With southerly winds promised I trapped on Sunday night (3/4/16), but there was much more rain than forecast and the sheet around my MV was sodden when I checked the trap. When I lifted a fold in the sheet I was surprised to find a female Smooth Newt hiding underneath, presumably it had been munching on some of the smaller insects that had come to the trap.
Even better was a gigantic water beetle sitting on the sheet. I very nearly recorded it as the common Dytiscus marginatus (Great Diving Beetle) because I wasn't aware of any other 3cm long species, but sense prevailed and I checked it in the book. It was something much better: Dytiscus circumflexus (Tiger Diving Beetle) identified by its long coxal processed (spiky bits underneath), tiger-striped belly and metallic green elytra. It is mostly found in brackish habitats and the only Welsh records are from the Levels (Gwent, Glamorgan & Llanelli), Anglesey and coastal Denbighshire, so my one presumably flew up here from the Newport area!

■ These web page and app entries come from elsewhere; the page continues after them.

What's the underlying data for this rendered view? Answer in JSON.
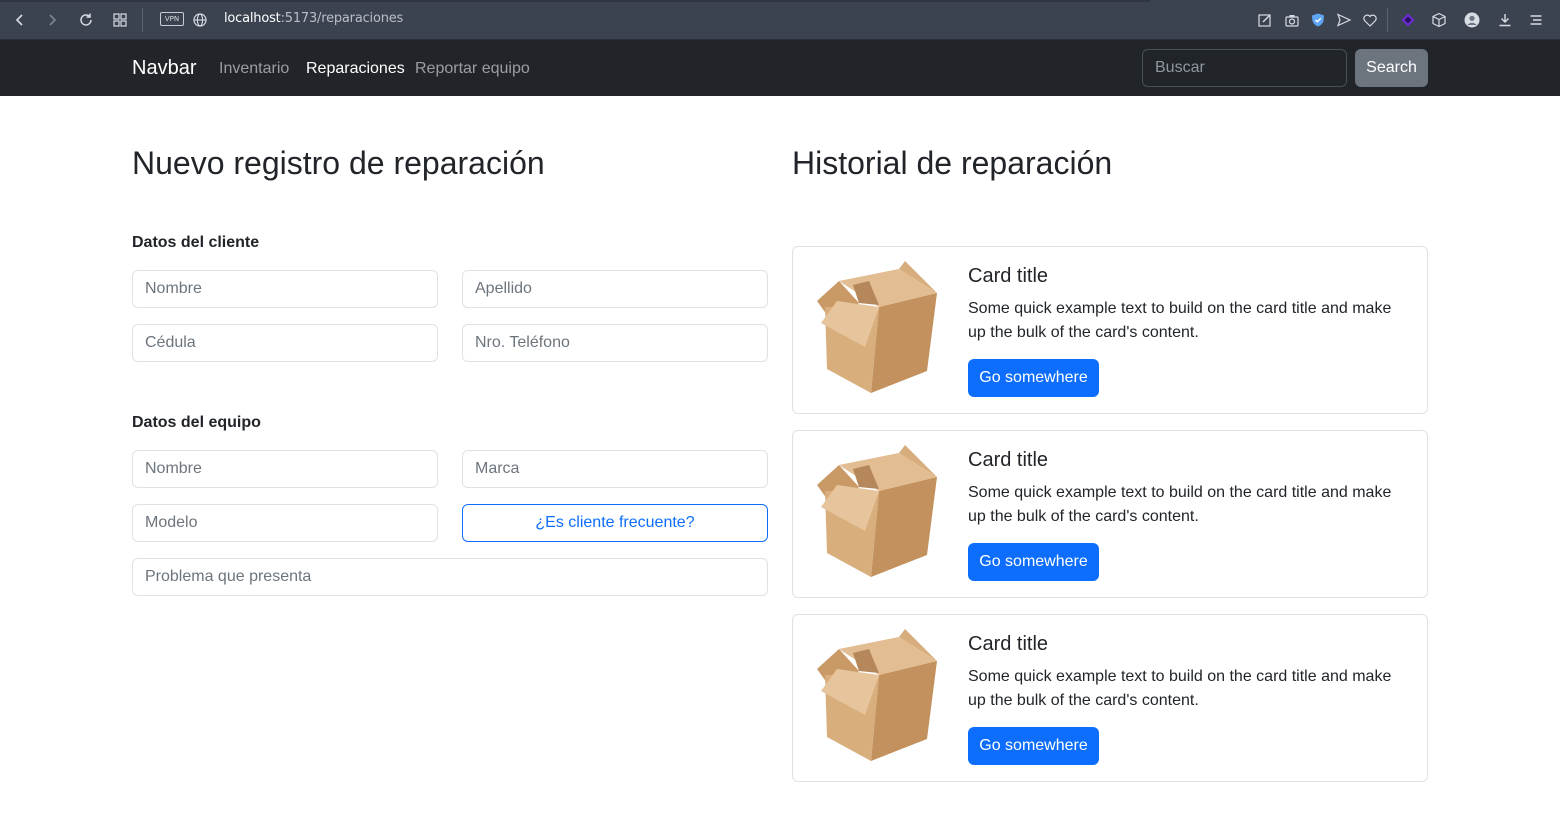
{
  "browser": {
    "vpn_label": "VPN",
    "url_host": "localhost",
    "url_path": ":5173/reparaciones"
  },
  "navbar": {
    "brand": "Navbar",
    "links": [
      {
        "label": "Inventario",
        "active": false
      },
      {
        "label": "Reparaciones",
        "active": true
      },
      {
        "label": "Reportar equipo",
        "active": false
      }
    ],
    "search_placeholder": "Buscar",
    "search_button": "Search"
  },
  "form": {
    "title": "Nuevo registro de reparación",
    "client_section": "Datos del cliente",
    "client_fields": {
      "nombre": "Nombre",
      "apellido": "Apellido",
      "cedula": "Cédula",
      "telefono": "Nro. Teléfono"
    },
    "equipment_section": "Datos del equipo",
    "equipment_fields": {
      "nombre": "Nombre",
      "marca": "Marca",
      "modelo": "Modelo",
      "problema": "Problema que presenta"
    },
    "frequent_client_button": "¿Es cliente frecuente?"
  },
  "history": {
    "title": "Historial de reparación",
    "cards": [
      {
        "title": "Card title",
        "text": "Some quick example text to build on the card title and make up the bulk of the card's content.",
        "button": "Go somewhere"
      },
      {
        "title": "Card title",
        "text": "Some quick example text to build on the card title and make up the bulk of the card's content.",
        "button": "Go somewhere"
      },
      {
        "title": "Card title",
        "text": "Some quick example text to build on the card title and make up the bulk of the card's content.",
        "button": "Go somewhere"
      }
    ]
  },
  "colors": {
    "navbar_bg": "#212529",
    "primary": "#0d6efd",
    "secondary": "#6c757d",
    "browser_bg": "#3c4350"
  }
}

After such excitement, the 9 species of moth were a bit of a sideshow.